** DATA TO USE follows **
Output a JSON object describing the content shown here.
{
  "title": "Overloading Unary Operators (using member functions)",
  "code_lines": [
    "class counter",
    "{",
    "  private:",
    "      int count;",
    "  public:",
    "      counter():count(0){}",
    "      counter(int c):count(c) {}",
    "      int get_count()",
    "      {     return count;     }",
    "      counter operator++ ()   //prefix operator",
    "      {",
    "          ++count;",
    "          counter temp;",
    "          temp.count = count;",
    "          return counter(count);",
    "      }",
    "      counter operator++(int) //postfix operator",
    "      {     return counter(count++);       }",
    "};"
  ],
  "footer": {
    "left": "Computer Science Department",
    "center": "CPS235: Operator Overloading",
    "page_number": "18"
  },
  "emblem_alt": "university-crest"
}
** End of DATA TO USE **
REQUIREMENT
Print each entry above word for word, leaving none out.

RESULT
Output a JSON object describing the content shown here.
{
  "title": "Overloading Unary Operators (using member functions)",
  "code_lines": [
    "class counter",
    "{",
    "  private:",
    "      int count;",
    "  public:",
    "      counter():count(0){}",
    "      counter(int c):count(c) {}",
    "      int get_count()",
    "      {     return count;     }",
    "      counter operator++ ()   //prefix operator",
    "      {",
    "          ++count;",
    "          counter temp;",
    "          temp.count = count;",
    "          return counter(count);",
    "      }",
    "      counter operator++(int) //postfix operator",
    "      {     return counter(count++);       }",
    "};"
  ],
  "footer": {
    "left": "Computer Science Department",
    "center": "CPS235: Operator Overloading",
    "page_number": "18"
  },
  "emblem_alt": "university-crest"
}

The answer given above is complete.